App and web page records
┄┄┄┄┄┄┄┄┄┄┄┄┄┄┄┄┄┄┄┄

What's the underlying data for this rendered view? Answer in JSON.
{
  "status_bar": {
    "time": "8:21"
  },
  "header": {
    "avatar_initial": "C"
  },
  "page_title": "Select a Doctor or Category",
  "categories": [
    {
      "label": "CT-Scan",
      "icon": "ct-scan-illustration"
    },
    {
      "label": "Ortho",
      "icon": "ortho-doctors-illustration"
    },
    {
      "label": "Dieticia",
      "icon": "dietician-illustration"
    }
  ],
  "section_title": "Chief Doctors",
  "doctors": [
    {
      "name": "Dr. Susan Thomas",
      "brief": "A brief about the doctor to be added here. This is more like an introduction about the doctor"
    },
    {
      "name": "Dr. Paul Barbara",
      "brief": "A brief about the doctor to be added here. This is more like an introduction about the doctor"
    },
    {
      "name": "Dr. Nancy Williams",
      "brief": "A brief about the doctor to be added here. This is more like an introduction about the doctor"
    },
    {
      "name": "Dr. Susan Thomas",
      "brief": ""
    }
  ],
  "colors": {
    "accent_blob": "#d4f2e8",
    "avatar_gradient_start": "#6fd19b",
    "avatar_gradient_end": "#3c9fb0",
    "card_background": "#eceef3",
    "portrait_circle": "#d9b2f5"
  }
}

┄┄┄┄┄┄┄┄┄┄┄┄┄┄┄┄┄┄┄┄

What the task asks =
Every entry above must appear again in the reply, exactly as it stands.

Answer to this exercise =
What's the underlying data for this rendered view? Answer in JSON.
{
  "status_bar": {
    "time": "8:21"
  },
  "header": {
    "avatar_initial": "C"
  },
  "page_title": "Select a Doctor or Category",
  "categories": [
    {
      "label": "CT-Scan",
      "icon": "ct-scan-illustration"
    },
    {
      "label": "Ortho",
      "icon": "ortho-doctors-illustration"
    },
    {
      "label": "Dieticia",
      "icon": "dietician-illustration"
    }
  ],
  "section_title": "Chief Doctors",
  "doctors": [
    {
      "name": "Dr. Susan Thomas",
      "brief": "A brief about the doctor to be added here. This is more like an introduction about the doctor"
    },
    {
      "name": "Dr. Paul Barbara",
      "brief": "A brief about the doctor to be added here. This is more like an introduction about the doctor"
    },
    {
      "name": "Dr. Nancy Williams",
      "brief": "A brief about the doctor to be added here. This is more like an introduction about the doctor"
    },
    {
      "name": "Dr. Susan Thomas",
      "brief": ""
    }
  ],
  "colors": {
    "accent_blob": "#d4f2e8",
    "avatar_gradient_start": "#6fd19b",
    "avatar_gradient_end": "#3c9fb0",
    "card_background": "#eceef3",
    "portrait_circle": "#d9b2f5"
  }
}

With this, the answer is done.